If someone types in your company name or the type of product in a search engine, you should already be showing up on the first page.
Even better is reaching them before they have thought of your company or product name — when they are trying to solve a problem and are searching for a solution.
What I don’t understand is why so few companies have caught on to this important part of a building material social media campaign.
Take your product and think of the problem the customer is trying to solve. Type that into a search engine and see what shows up.
See who and what appears on the first page – I bet it isn’t you or your competitors.
For example if you were an insulation company, type in terms like: energy savings, utility costs, eliminating drafts, lowering utility costs, soundproofing a home, building a new home, sustainable home, zero energy home, building green and so on.
Chances are you don’t show up and neither does your competitor. Look at who shows up and see how helpful their information is. There may be one or two links that are helpful but the majority will be sales-oriented and not educational.
This means there is a big empty space for you to fill in many of those pages just by providing helpful information. The only cost to this is the cost to develop the content. There is no media cost.
Here is how to build an effective building material social media campaign to fill that big empty space.
1. Set up a blog. Anyone can set up and start a blog a little or no cost. It’s as easy as going to www.wordpress.com. The secret to having a successful blog – meaning one that pops up in search results – is posting content to it on a regular basis and making sure that you link your website to every post.
2. People like doing business with a real person. Put someone in charge of all social media. No it doesn’t have to be their only job, but they will become the “face” of your company. When they post, it will be “Josh, from Acme Building Products.”
3. Have your social media person set up accounts on LinkedIn, Twitter, Google Plus and other appropriate social media sites. This is their business account, which is separate from their personal account. You don’t want inappropriate party photos – or worse – getting mixed up with the company. You could probably set accounts based on a fictitious person but I’ll leave the ethics of that up to you.
You can and should have company pages on social media, but there are two other reasons to set up a personal account to represent the company.
4. Find the right LinkedIn groups for your business and join them.
For building material marketers, they can reach many of their channel customers through LinkedIn groups such as the Roofing Contractor or Kitchen Dealer or Architect groups. Individuals can join these groups while companies cannot.
5. Join Google+. While many people are trying to figure out the value of Google+, there is one very important reason to belong. Google is looking for helpful information that answers a search query and values it over sales messages.
Most importantly, Google has a program called Google Authorship. When an individual has a Google+ page with a photo, Google monitors what they post. If they post a series of articles around a single subject, Google recognizes them as an expert and awards them Google Authorship status. Now you will show up at the top of searches around this topic and with your photo as part of the post.
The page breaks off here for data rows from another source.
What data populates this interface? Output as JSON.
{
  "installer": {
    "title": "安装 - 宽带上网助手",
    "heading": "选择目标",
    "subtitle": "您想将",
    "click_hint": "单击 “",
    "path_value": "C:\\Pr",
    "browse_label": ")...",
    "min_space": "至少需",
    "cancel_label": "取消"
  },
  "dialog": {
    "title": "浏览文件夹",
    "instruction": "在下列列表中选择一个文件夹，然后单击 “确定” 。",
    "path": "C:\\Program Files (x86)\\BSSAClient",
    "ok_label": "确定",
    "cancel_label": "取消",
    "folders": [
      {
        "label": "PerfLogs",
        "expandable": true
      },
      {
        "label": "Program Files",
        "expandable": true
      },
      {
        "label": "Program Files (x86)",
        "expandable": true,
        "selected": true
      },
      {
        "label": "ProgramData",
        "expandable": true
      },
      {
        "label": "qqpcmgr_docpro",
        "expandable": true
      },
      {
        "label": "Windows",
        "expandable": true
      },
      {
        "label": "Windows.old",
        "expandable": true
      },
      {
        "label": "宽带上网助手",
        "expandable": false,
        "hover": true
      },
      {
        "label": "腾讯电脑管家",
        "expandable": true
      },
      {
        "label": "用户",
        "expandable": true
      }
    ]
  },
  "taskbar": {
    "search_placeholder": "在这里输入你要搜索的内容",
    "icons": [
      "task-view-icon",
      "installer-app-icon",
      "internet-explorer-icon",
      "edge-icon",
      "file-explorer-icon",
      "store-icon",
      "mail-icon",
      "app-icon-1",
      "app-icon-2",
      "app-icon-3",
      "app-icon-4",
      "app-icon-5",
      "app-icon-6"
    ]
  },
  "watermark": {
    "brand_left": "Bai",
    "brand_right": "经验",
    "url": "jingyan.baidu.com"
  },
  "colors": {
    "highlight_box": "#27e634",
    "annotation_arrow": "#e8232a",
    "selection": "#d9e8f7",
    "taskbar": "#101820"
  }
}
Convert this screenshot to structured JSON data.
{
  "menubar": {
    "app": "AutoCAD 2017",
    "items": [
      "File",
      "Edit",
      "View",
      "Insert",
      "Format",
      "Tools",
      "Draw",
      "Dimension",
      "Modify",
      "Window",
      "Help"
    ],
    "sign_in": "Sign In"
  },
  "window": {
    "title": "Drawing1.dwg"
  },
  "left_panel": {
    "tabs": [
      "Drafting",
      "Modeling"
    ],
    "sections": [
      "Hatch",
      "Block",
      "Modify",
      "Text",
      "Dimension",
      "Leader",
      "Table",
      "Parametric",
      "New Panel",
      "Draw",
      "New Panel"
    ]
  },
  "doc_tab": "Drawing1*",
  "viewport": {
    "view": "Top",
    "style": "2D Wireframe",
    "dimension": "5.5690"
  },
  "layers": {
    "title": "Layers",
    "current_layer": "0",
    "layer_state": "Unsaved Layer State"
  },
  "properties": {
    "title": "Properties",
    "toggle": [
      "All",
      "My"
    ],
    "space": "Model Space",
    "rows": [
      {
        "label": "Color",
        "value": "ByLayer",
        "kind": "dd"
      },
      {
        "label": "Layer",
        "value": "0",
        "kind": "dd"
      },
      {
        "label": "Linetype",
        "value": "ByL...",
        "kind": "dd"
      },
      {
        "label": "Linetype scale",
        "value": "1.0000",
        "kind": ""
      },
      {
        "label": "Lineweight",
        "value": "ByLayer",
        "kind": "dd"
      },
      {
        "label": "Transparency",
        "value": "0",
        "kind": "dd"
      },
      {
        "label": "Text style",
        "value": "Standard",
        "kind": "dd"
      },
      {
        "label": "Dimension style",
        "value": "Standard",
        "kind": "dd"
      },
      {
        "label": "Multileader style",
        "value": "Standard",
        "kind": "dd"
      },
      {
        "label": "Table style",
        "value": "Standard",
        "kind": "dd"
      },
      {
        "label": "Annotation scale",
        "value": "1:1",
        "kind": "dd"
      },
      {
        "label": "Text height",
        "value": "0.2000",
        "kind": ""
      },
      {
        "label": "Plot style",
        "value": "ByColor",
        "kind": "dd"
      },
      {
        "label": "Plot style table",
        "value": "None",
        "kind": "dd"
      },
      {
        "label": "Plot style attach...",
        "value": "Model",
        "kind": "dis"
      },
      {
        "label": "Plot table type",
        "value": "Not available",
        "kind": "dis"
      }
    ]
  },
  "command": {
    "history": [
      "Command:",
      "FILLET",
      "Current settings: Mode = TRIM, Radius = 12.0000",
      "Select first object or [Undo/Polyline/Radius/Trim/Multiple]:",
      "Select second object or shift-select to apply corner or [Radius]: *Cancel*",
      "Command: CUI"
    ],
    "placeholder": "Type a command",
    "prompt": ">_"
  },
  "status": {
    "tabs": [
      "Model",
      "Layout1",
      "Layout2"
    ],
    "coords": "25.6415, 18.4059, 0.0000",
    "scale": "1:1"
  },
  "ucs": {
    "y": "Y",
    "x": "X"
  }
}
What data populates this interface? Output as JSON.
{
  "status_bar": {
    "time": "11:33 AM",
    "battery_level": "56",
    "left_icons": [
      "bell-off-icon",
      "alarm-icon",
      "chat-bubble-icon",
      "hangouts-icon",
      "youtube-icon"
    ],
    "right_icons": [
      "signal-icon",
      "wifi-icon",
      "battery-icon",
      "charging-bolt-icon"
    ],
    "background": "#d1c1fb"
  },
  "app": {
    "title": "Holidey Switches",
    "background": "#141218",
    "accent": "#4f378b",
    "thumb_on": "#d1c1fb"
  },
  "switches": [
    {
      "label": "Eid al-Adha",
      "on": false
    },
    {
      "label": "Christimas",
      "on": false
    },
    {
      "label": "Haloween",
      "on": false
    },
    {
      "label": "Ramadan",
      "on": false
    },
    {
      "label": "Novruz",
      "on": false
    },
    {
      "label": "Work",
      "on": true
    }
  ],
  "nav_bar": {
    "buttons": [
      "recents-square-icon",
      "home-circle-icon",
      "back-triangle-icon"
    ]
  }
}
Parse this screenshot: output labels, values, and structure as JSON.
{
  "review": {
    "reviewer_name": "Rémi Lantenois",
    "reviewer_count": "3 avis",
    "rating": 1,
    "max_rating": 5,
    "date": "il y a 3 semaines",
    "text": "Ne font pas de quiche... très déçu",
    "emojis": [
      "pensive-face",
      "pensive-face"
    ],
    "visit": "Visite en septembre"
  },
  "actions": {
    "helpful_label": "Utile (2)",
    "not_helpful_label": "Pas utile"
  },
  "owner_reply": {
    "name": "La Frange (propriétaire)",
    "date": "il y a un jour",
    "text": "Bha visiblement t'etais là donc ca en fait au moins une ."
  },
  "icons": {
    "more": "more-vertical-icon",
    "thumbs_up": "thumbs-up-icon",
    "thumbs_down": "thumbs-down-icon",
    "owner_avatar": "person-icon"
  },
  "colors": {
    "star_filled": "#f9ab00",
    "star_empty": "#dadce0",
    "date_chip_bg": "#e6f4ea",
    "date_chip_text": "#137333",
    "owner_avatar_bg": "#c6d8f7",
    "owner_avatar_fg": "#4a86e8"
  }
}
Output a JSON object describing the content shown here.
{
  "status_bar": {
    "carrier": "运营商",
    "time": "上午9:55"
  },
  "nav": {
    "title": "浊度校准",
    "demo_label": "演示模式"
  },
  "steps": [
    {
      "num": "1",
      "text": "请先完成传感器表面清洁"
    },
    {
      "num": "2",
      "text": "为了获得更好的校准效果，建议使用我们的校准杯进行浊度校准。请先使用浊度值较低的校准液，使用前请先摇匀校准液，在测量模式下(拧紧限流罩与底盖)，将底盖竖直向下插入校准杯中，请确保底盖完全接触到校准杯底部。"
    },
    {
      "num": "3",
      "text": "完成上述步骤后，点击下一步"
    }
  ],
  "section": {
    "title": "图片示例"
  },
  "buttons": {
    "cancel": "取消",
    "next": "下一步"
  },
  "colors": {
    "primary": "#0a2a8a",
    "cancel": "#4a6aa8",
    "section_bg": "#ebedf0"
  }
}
This is only available to individuals and not companies.
How you communicate is as important as what you communicate in social media.
6. Establish the process and boundaries for your social media program. You can take an active or passive approach to social media.
With an active approach, the lead person is online frequently making comments and responding to others. Examples of an active approach are posts like “Wall Street Journal Announces Housing Starts Rise Today” or “Having fun at the builder’s show, how about you?”
With an active approach you have to trust the person to post what they feel is right. You can’t make them get approval on everything they do, as it will take the immediacy out of it. It also unnecessarily adds costs and complications as people have to stop what they are doing to approve posts.
With a passive approach everything you do is planned and has time for approvals, if required. An example of a passive approach is to post to your blog once a week. These posts can be written in advance and then posted.
Establish the process of who needs to review posts. Be careful not to let the sales manager have too much say. To be effective the content needs to be educational and not sales oriented.
The bottom line on your building material social media campaign?
You are helping someone solve a problem where your product is a possible solution. You are not selling them why your product is the best solution.
In my next post, I’ll share with you the detailed steps necessary to be successful in building your online credibility through social media.